Any business that is planning to stay open and protect what assets they have earned through their own hard work needs someone to turn to in times of crisis, or to help plan correctly to keep the wolves from beating at the door. There are more jokes about lawyers than just about any other profession. Retaining someone in the legal profession is no laughing matter. Just like fishing lures, there are different types of lawyers for different types of legal issues.
How do you find a lawyer for your business and what factors should you consider when you are choosing one? First, realize that the lawyer you choose to give you advice is much like picking a partner for your business. He or she needs to understand you, your business and the laws for your area.
How do you find the right attorney for you and your business? Ask other local small business owners whom they use. Ask them also why they use that attorney or law office. Some areas will have more options than others – if you have to look outside of your town that is okay as well. Finding the right lawyer for your business is worth the extra travel if needed.

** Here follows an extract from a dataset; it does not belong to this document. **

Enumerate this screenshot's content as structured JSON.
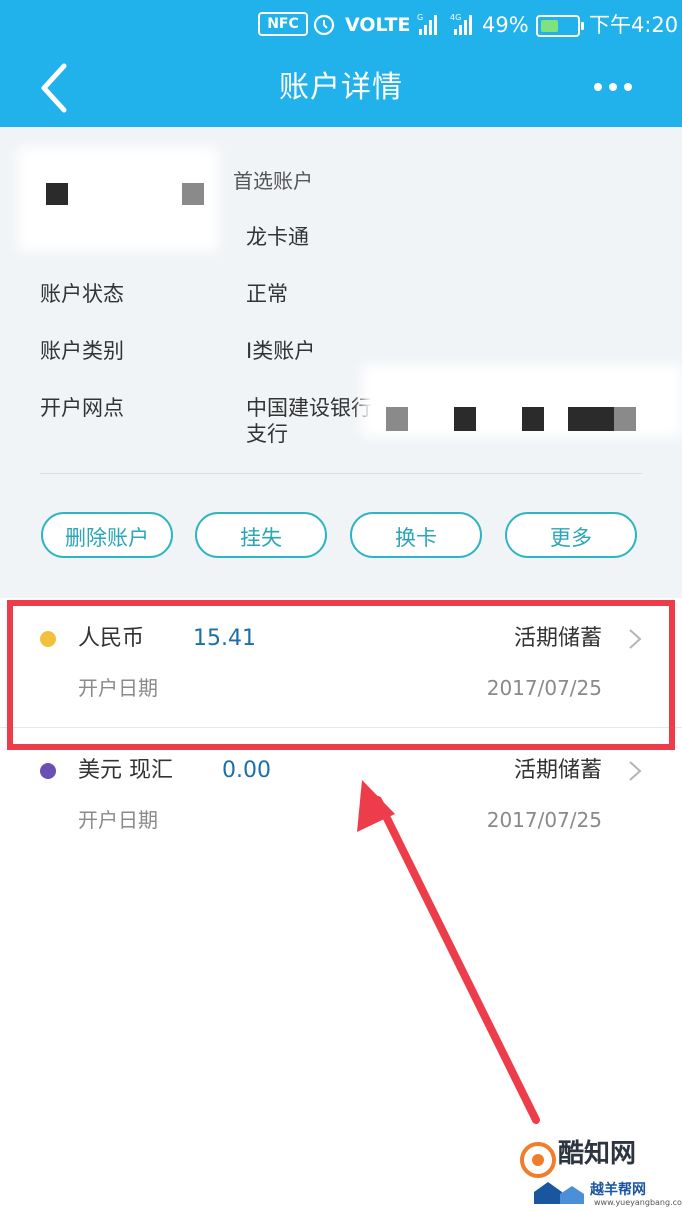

Narrow your list down to at least three to five attorneys that have been suggested to you by your fellow small business owners. Contact each attorney and see if they will meet with you, and discuss with each one what you are looking for. They should not charge a fee for the initial meeting since no legal advice will be given. If they ask for a fee to be paid, consider crossing them off your list.
When you meet with the lawyers, you should be prepared with a list of questions for them. Here are some areas you may want to question them about.
How Experienced Are They?
They may have been practicing law for years, but how experienced are they with small businesses, especially fishing tackle retailers? Do they understand fishing and the industry you work within? Are they able to handle tax issues, liability issues, or problems that may arise with seasonal staffs?
Are They Available?
Just because they took your appointment doesn’t mean they have the time to take you on as a client. How much time do they think they will need to devote to you, and do they have that time? When they go on vacation, will there be someone available to assist you if needed?
Do They Fit?
Is this someone you can trust with your business and discuss your business issues with? Do you feel as though they listen to you and are able to understand what you are talking about? Can you understand him or her as well, or does he or she throw out large legal terms just to confuse you? Would you take him or her fishing? This is important – you need to make sure, because this is someone who will be part of your business for years to come.
Do They Have References?
They may have been recommended to you, but do they have references from other clients who own businesses your size? Can you call their references? If they say no, you may question why. While attorney/client privilege is one thing, giving references or referrals to a business is another. Be leery of any lawyer, or any business for that matter that refuses to give references.
Who Would They Recommend And Why?
The legal field isn’t that large in most communities and most lawyers know each other from various associations they are in and from their time representing clients in court. Ask the attorney which local law firm they would recommend to you and why. What qualities does this law firm have that they do not? If you ask each law firm the same question, one firm should rise above the others by the end of your search.
What Are Their Fees?
Do they charge a monthly, quarterly or yearly retainer fee? How many hours of their time does that assure you each month? After that fee is used up, how much do they charge an hour? An unknown fact is that you can negotiate legal fees – don’t be afraid to ask them about it.
When they bring up their rates, ask how they bill you. Are contracts a flat fee, do they charge hourly, do they charge you for every phone call they receive or letter they send on your behalf? You will be paying for their time, so ask ahead how you will be billed.
Weighing It All
In the end, hopefully you have found at least two law firms you feel comfortable with and will need to decide who will get your business. Do not base your choice on price alone. Younger, less experienced and less expensive lawyers may take more hours to complete a project, or miss a loophole costing you even more. Just because a law office is large and has been in business for years doesn’t mean they are the best either. You need to weigh your options and go with what feels best to you. If you get a good feeling about one firm, and all of your questions are answered to your expectations, then go with them. Remember, you can always change law firms if it isn’t working for you. Don’t ever hesitate to shop for a new lawyer if you feel you are not getting the service you need.
Where do you stand with your local legal beagles? Do you keep a lawyer on retainer or do you only turn to one you can trust in times of need? Share your experiences and thoughts with your fellow fishing tackle retailers on our Facebook page or in our LinkedIn group.